The Age Of FidgetSunday, December 21, 2014
|The Ghost of Christmas Past|
The ghost of Christmas past haunts me every year in the form of some sort of computer failure. I am writing this on an ancient Toshiba Tecra laptop. I have problems writing on a laptop keyboard.
In past holiday seasons the folks who host my blog and web page and also manage my domain name will pull the plug on all of it because of my credit card’s expiry date or some such thing. No matter what you might think your presence in the internet can vanish in an instant. All those blog links in facebook will not be there. And once you have resolved the credit card payment problem it takes three to five days for the blog to slowly come back up. In those terrible instances, at the very least I have dealt with friendly Roumanian tech reps who speak beautiful English.

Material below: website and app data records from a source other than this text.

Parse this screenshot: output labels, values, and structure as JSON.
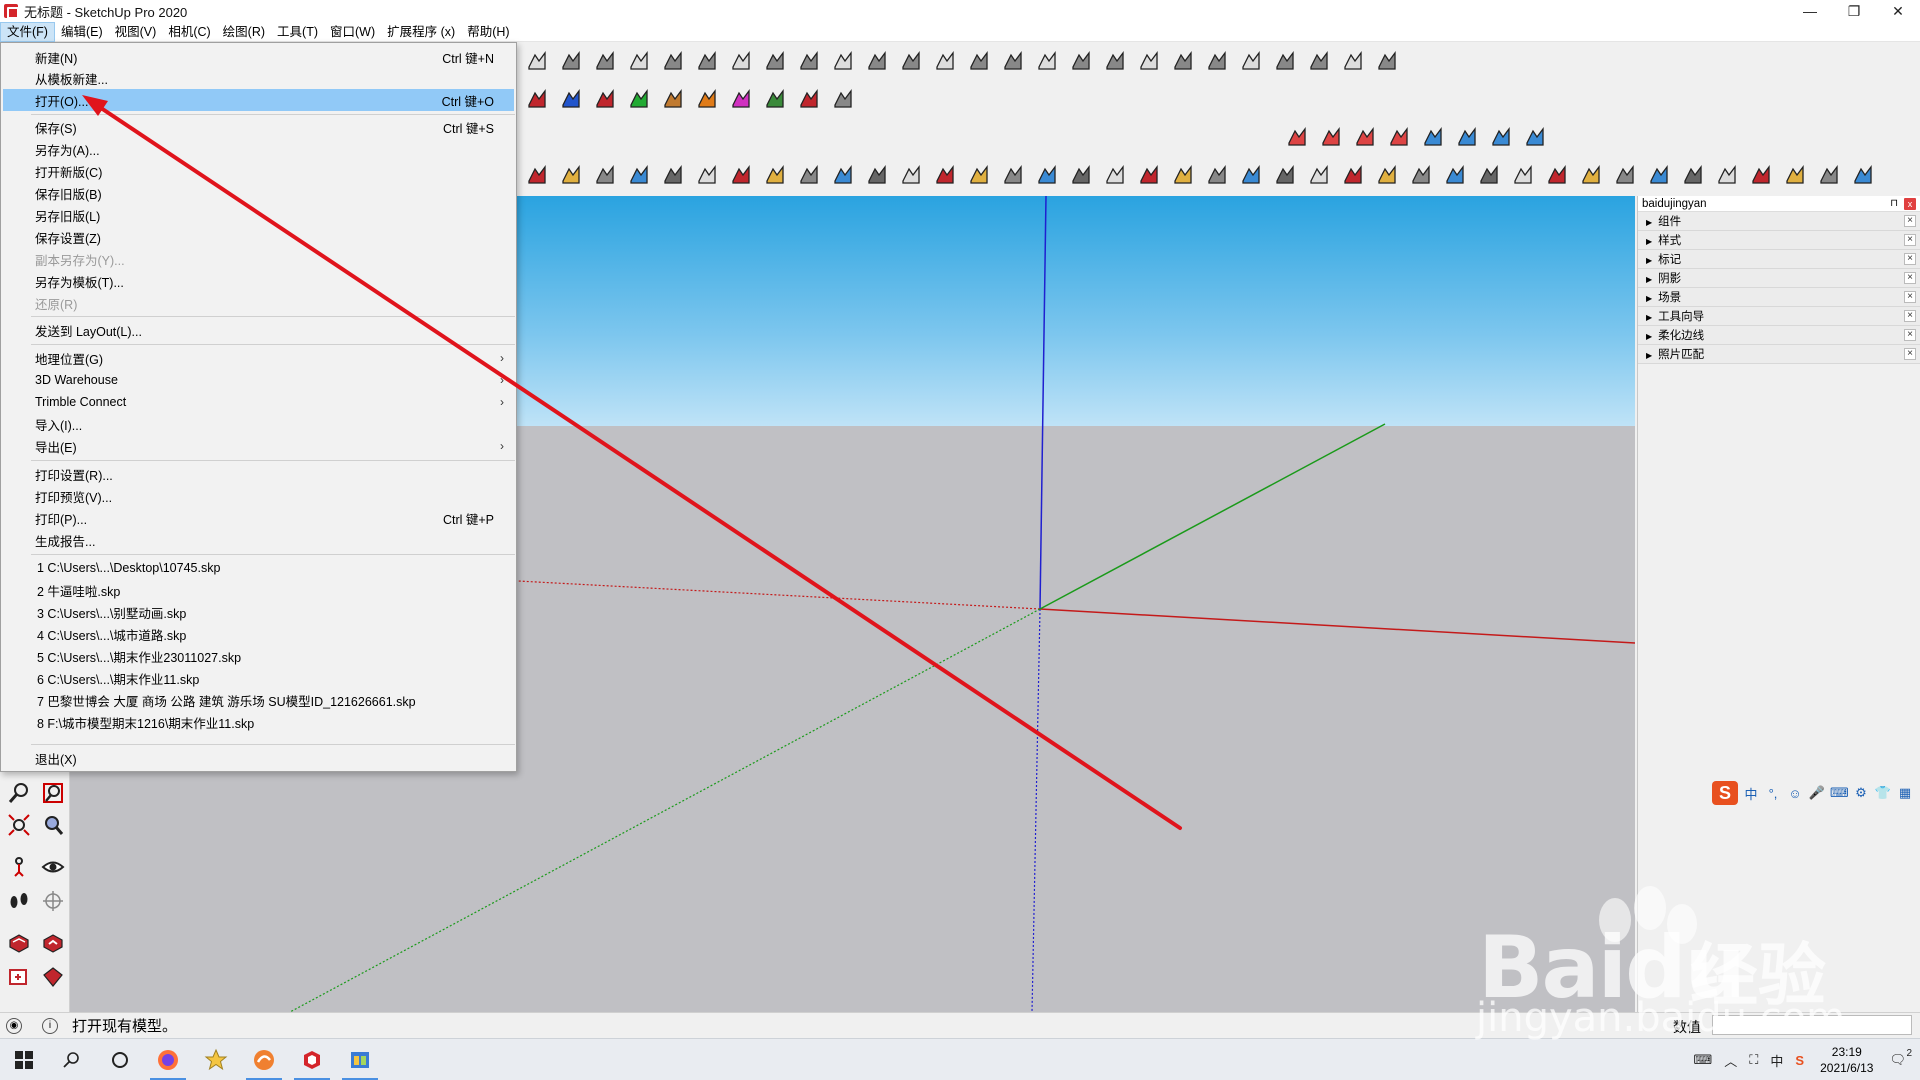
{
  "window": {
    "title": "无标题 - SketchUp Pro 2020",
    "minimize": "—",
    "restore": "❐",
    "close": "✕"
  },
  "menubar": [
    {
      "id": "file",
      "label": "文件(F)"
    },
    {
      "id": "edit",
      "label": "编辑(E)"
    },
    {
      "id": "view",
      "label": "视图(V)"
    },
    {
      "id": "camera",
      "label": "相机(C)"
    },
    {
      "id": "draw",
      "label": "绘图(R)"
    },
    {
      "id": "tools",
      "label": "工具(T)"
    },
    {
      "id": "window",
      "label": "窗口(W)"
    },
    {
      "id": "extensions",
      "label": "扩展程序 (x)"
    },
    {
      "id": "help",
      "label": "帮助(H)"
    }
  ],
  "file_menu": {
    "new": {
      "label": "新建(N)",
      "shortcut": "Ctrl 键+N"
    },
    "new_from_template": {
      "label": "从模板新建..."
    },
    "open": {
      "label": "打开(O)...",
      "shortcut": "Ctrl 键+O"
    },
    "save": {
      "label": "保存(S)",
      "shortcut": "Ctrl 键+S"
    },
    "save_as": {
      "label": "另存为(A)..."
    },
    "open_new_version": {
      "label": "打开新版(C)"
    },
    "save_old_version": {
      "label": "保存旧版(B)"
    },
    "save_as_old_version": {
      "label": "另存旧版(L)"
    },
    "save_settings": {
      "label": "保存设置(Z)"
    },
    "save_copy_as": {
      "label": "副本另存为(Y)..."
    },
    "save_as_template": {
      "label": "另存为模板(T)..."
    },
    "revert": {
      "label": "还原(R)"
    },
    "send_to_layout": {
      "label": "发送到 LayOut(L)..."
    },
    "geo_location": {
      "label": "地理位置(G)"
    },
    "warehouse": {
      "label": "3D Warehouse"
    },
    "trimble_connect": {
      "label": "Trimble Connect"
    },
    "import": {
      "label": "导入(I)..."
    },
    "export": {
      "label": "导出(E)"
    },
    "print_setup": {
      "label": "打印设置(R)..."
    },
    "print_preview": {
      "label": "打印预览(V)..."
    },
    "print": {
      "label": "打印(P)...",
      "shortcut": "Ctrl 键+P"
    },
    "generate_report": {
      "label": "生成报告..."
    },
    "recent": [
      "1 C:\\Users\\...\\Desktop\\10745.skp",
      "2 牛逼哇啦.skp",
      "3 C:\\Users\\...\\别墅动画.skp",
      "4 C:\\Users\\...\\城市道路.skp",
      "5 C:\\Users\\...\\期末作业23011027.skp",
      "6 C:\\Users\\...\\期末作业11.skp",
      "7 巴黎世博会 大厦 商场 公路 建筑 游乐场 SU模型ID_121626661.skp",
      "8 F:\\城市模型期末1216\\期末作业11.skp"
    ],
    "exit": {
      "label": "退出(X)"
    },
    "submenu_arrow": "›"
  },
  "tray": {
    "title": "baidujingyan",
    "pin": "⊓",
    "close": "x",
    "panels": [
      "组件",
      "样式",
      "标记",
      "阴影",
      "场景",
      "工具向导",
      "柔化边线",
      "照片匹配"
    ],
    "panel_arrow": "▶",
    "panel_close": "×"
  },
  "ime": {
    "logo": "S",
    "items": [
      "中",
      "°,",
      "☺",
      "🎤",
      "⌨",
      "⚙",
      "👕",
      "▦"
    ]
  },
  "status": {
    "info_icon": "i",
    "text": "打开现有模型。",
    "measure_label": "数值"
  },
  "taskbar": {
    "time": "23:19",
    "date": "2021/6/13",
    "ime_lang": "中",
    "notification_count": "2"
  },
  "watermark": {
    "brand": "Bai",
    "brand2": "du",
    "cn": "经验",
    "url": "jingyan.baidu.com"
  },
  "colors": {
    "accent_hover": "#91c9f7",
    "axis_red": "#cc0000",
    "axis_green": "#1a9a1a",
    "axis_blue": "#1a1acc",
    "annotation": "#e0141c"
  }
}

My Windows-XP computer failed to boot up a couple of days ago. My friend at Powersonic Computers on Bridgeport Road has identified the problem in my XP not in the hard drive. In a couple of days I should have it back. I will need to re-install my 9 year-old Photoshop but my friend and also my wife have urged me to switch to Windows 7.
I am unable to explain to them the concept of form follows function. This idea from that past century was based on the simplicity of design. This 21st century is now one that I call the Age of Fidget.
As an example I cite my iPhone 3G that has a rocker switch to adjust ringer volume. On the upside the volume increases. On the downside it does the opposite. My Rosemary’s iPhone 4 has two switches. The simplicity of one switch is made “better” with two. I don’t think so.
My Outlook Express is easy to the eye in its simplicity. My Rosemary’s Windows 7 email program is so loaded with stuff that I would not know how to start using it.
In design white space is very important. This idea would have upset those in another age of fidget, the Baroque 16th and 17th century. Every nook and cranny of a Catholic Church altar had to have something. Bach’s canons are a model for this elaborate complexity. I will be the first to admit that while I love Bach canons I cannot abide by the complexity of contemporary (this 21st century) digital cameras, the latest computer programs and all those improvements in smart phones.
I enjoy getting lost and then finding my way. I do not need “Dolores” to tell me in a sexy voice to turn left at the next block so I can arrive at the new pizza joint.
I cannot understand how folks will download an MP-3 audio file and then use elaborate devices to put back all the good stuff that was removed in compression. I just play CDs or records on my ancient but excellent sound system
I cannot understand why it is that if I correctly expose a photograph with my Fuji-X-E1 why I must shoot RAW, just in case or as I have been told, “it is better”.
Photoshop allows me to correct the increased contrast of negatives and slides that are scanned. The highlight/shadow tool of my old Photoshop is plenty useful for that sort of thing. I do not need to get a bank loan to purchase the new improved Photoshop. In fact , for under $60 Corel’s Paintshop Pro will do the job. In the age of fidget the expensive complex is always “better”.
Until my old computer is fixed I will enjoy the simplicity and calm of this Christmas season.
Merry Christmas to all.